However, Eau Claire County Director of Planning and Development Mel Erickson said he sees no alternative because the current facility is no longer functional.

Erickson cited inadequate space for city and county law enforcement, jail overcrowding and safety as pressing factors that need to be tackled soon.

He said the current jail was designed to hold 50 prisoners, but currently holds 300 jail beds. In addition, he said the courthouse itself needs to be more secure as the facility has nine separate entrances, only a couple of which are monitored with cameras.

Foes of the expansion say overcrowding is best solved by prevention and rehabilitation programs, rather than a “if you build it, they will fill it” mentality.

DeGrave and others also pointed to the jail’s proximity to campus as well as Owen Park and the Chippewa River Trail, which are frequented by students.

“Remember, this thing is going to be clear down to the trail,” Randall Park resident and Eau Claire organic chemistry professor David Lewis said. “(This) means all the girls running down the trail are going to be subject to catcalls.”

DeGrave, who lives on the first block of Lake Street, said even the aesthetics of the facility will damage the neighborhood.

“We like to have a neighborhood,” he said. “We like having neighbors as opposed to a big jail across from our house.”

Leave a Comment
More to Discover

Comments (0)

The Spectator intends for this area to be used to foster healthy, thought-provoking discussion. Comments are expected to adhere to our standards and to be respectful and constructive. As such, we do not permit the use of profanity, foul language, personal attacks or the use of language that might be interpreted as libelous. The Spectator does not allow anonymous comments and requires a valid email address. The email address will not be displayed but will be used to confirm your comments.
All The Spectator Picks Reader Picks Sort: Newest

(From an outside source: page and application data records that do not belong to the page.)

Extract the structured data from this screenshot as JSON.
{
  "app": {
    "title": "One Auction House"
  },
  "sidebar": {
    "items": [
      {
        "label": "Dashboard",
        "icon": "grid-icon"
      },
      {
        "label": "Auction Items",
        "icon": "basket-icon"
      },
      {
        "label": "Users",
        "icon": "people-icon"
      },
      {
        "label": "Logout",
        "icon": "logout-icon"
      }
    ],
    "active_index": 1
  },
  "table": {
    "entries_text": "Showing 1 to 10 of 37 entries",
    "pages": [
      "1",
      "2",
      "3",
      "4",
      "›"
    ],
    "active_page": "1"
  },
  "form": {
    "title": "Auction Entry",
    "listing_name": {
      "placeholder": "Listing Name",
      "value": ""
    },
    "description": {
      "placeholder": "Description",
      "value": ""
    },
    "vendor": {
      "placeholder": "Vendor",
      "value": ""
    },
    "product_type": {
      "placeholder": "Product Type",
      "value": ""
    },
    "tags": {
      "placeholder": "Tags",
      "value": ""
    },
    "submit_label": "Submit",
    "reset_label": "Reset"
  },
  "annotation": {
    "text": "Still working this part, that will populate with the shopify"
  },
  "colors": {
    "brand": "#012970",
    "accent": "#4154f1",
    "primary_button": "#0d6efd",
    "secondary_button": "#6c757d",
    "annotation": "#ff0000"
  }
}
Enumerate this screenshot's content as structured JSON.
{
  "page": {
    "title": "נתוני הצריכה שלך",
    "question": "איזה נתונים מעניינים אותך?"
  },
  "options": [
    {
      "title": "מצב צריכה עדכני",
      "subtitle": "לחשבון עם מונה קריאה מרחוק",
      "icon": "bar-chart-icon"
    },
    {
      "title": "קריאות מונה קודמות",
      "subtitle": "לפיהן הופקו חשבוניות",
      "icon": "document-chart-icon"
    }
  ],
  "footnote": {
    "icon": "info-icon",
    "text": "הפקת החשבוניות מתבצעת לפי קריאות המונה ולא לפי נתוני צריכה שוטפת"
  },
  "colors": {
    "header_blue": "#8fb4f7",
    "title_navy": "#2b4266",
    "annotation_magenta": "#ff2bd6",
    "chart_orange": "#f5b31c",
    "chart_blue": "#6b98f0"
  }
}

Your email address will not be published. Required fields are marked *

Activate Search
Residents oppose courthouse expansion plans